== DATASET EXCERPTS
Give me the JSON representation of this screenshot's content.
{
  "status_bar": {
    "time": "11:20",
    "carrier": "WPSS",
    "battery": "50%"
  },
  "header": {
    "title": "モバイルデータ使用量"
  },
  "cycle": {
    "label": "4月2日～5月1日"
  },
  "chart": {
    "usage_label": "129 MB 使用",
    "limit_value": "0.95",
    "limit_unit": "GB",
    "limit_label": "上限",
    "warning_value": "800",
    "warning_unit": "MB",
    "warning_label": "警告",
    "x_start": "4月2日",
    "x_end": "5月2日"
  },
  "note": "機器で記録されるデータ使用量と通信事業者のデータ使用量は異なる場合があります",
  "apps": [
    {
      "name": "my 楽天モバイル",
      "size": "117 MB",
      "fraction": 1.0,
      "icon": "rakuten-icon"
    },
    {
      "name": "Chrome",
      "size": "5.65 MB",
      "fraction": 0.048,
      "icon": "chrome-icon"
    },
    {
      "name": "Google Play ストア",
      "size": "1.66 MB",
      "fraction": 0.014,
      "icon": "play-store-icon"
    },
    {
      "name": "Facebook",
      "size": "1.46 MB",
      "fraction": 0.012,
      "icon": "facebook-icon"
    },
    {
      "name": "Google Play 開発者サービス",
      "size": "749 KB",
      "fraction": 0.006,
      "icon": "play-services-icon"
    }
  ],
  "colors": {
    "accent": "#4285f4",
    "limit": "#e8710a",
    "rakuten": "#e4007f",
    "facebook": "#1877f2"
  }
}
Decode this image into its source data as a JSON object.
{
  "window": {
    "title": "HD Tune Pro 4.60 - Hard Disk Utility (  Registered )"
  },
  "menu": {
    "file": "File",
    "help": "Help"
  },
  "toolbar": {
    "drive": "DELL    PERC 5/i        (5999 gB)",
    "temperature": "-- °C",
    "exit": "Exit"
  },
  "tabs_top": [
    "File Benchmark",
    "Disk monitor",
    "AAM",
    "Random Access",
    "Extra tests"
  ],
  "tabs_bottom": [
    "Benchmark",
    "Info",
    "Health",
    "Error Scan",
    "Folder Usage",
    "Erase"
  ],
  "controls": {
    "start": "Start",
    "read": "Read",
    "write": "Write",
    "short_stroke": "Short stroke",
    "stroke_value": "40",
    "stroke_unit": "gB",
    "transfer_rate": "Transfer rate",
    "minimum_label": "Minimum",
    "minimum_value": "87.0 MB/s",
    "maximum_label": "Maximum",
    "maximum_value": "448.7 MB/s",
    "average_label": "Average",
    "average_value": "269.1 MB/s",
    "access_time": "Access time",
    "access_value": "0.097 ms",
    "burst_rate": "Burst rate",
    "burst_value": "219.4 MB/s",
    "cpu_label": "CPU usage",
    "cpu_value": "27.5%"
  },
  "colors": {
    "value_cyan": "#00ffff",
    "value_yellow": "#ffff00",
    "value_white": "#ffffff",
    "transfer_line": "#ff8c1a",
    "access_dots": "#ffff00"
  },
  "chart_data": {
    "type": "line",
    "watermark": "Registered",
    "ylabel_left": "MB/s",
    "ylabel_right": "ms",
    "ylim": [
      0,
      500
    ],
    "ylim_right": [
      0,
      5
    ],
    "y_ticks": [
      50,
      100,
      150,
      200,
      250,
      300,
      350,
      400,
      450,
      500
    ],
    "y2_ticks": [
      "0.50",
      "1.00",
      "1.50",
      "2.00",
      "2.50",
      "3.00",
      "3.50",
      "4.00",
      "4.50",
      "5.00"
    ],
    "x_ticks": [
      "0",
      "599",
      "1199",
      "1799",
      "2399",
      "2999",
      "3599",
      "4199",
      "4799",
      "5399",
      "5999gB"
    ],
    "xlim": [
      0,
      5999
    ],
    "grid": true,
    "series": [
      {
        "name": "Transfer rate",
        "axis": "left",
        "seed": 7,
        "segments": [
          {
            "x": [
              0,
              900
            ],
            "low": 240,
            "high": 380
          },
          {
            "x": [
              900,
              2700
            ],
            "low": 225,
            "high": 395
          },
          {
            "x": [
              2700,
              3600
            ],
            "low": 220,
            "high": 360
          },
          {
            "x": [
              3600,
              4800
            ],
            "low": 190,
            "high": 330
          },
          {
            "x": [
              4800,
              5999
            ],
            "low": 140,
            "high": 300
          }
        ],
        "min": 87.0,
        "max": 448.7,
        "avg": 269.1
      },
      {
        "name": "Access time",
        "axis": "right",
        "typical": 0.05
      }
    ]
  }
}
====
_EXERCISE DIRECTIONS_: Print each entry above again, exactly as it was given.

_WRITTEN RESPONSE_:
Give me the JSON representation of this screenshot's content.
{
  "status_bar": {
    "time": "11:20",
    "carrier": "WPSS",
    "battery": "50%"
  },
  "header": {
    "title": "モバイルデータ使用量"
  },
  "cycle": {
    "label": "4月2日～5月1日"
  },
  "chart": {
    "usage_label": "129 MB 使用",
    "limit_value": "0.95",
    "limit_unit": "GB",
    "limit_label": "上限",
    "warning_value": "800",
    "warning_unit": "MB",
    "warning_label": "警告",
    "x_start": "4月2日",
    "x_end": "5月2日"
  },
  "note": "機器で記録されるデータ使用量と通信事業者のデータ使用量は異なる場合があります",
  "apps": [
    {
      "name": "my 楽天モバイル",
      "size": "117 MB",
      "fraction": 1.0,
      "icon": "rakuten-icon"
    },
    {
      "name": "Chrome",
      "size": "5.65 MB",
      "fraction": 0.048,
      "icon": "chrome-icon"
    },
    {
      "name": "Google Play ストア",
      "size": "1.66 MB",
      "fraction": 0.014,
      "icon": "play-store-icon"
    },
    {
      "name": "Facebook",
      "size": "1.46 MB",
      "fraction": 0.012,
      "icon": "facebook-icon"
    },
    {
      "name": "Google Play 開発者サービス",
      "size": "749 KB",
      "fraction": 0.006,
      "icon": "play-services-icon"
    }
  ],
  "colors": {
    "accent": "#4285f4",
    "limit": "#e8710a",
    "rakuten": "#e4007f",
    "facebook": "#1877f2"
  }
}
Decode this image into its source data as a JSON object.
{
  "window": {
    "title": "HD Tune Pro 4.60 - Hard Disk Utility (  Registered )"
  },
  "menu": {
    "file": "File",
    "help": "Help"
  },
  "toolbar": {
    "drive": "DELL    PERC 5/i        (5999 gB)",
    "temperature": "-- °C",
    "exit": "Exit"
  },
  "tabs_top": [
    "File Benchmark",
    "Disk monitor",
    "AAM",
    "Random Access",
    "Extra tests"
  ],
  "tabs_bottom": [
    "Benchmark",
    "Info",
    "Health",
    "Error Scan",
    "Folder Usage",
    "Erase"
  ],
  "controls": {
    "start": "Start",
    "read": "Read",
    "write": "Write",
    "short_stroke": "Short stroke",
    "stroke_value": "40",
    "stroke_unit": "gB",
    "transfer_rate": "Transfer rate",
    "minimum_label": "Minimum",
    "minimum_value": "87.0 MB/s",
    "maximum_label": "Maximum",
    "maximum_value": "448.7 MB/s",
    "average_label": "Average",
    "average_value": "269.1 MB/s",
    "access_time": "Access time",
    "access_value": "0.097 ms",
    "burst_rate": "Burst rate",
    "burst_value": "219.4 MB/s",
    "cpu_label": "CPU usage",
    "cpu_value": "27.5%"
  },
  "colors": {
    "value_cyan": "#00ffff",
    "value_yellow": "#ffff00",
    "value_white": "#ffffff",
    "transfer_line": "#ff8c1a",
    "access_dots": "#ffff00"
  },
  "chart_data": {
    "type": "line",
    "watermark": "Registered",
    "ylabel_left": "MB/s",
    "ylabel_right": "ms",
    "ylim": [
      0,
      500
    ],
    "ylim_right": [
      0,
      5
    ],
    "y_ticks": [
      50,
      100,
      150,
      200,
      250,
      300,
      350,
      400,
      450,
      500
    ],
    "y2_ticks": [
      "0.50",
      "1.00",
      "1.50",
      "2.00",
      "2.50",
      "3.00",
      "3.50",
      "4.00",
      "4.50",
      "5.00"
    ],
    "x_ticks": [
      "0",
      "599",
      "1199",
      "1799",
      "2399",
      "2999",
      "3599",
      "4199",
      "4799",
      "5399",
      "5999gB"
    ],
    "xlim": [
      0,
      5999
    ],
    "grid": true,
    "series": [
      {
        "name": "Transfer rate",
        "axis": "left",
        "seed": 7,
        "segments": [
          {
            "x": [
              0,
              900
            ],
            "low": 240,
            "high": 380
          },
          {
            "x": [
              900,
              2700
            ],
            "low": 225,
            "high": 395
          },
          {
            "x": [
              2700,
              3600
            ],
            "low": 220,
            "high": 360
          },
          {
            "x": [
              3600,
              4800
            ],
            "low": 190,
            "high": 330
          },
          {
            "x": [
              4800,
              5999
            ],
            "low": 140,
            "high": 300
          }
        ],
        "min": 87.0,
        "max": 448.7,
        "avg": 269.1
      },
      {
        "name": "Access time",
        "axis": "right",
        "typical": 0.05
      }
    ]
  }
}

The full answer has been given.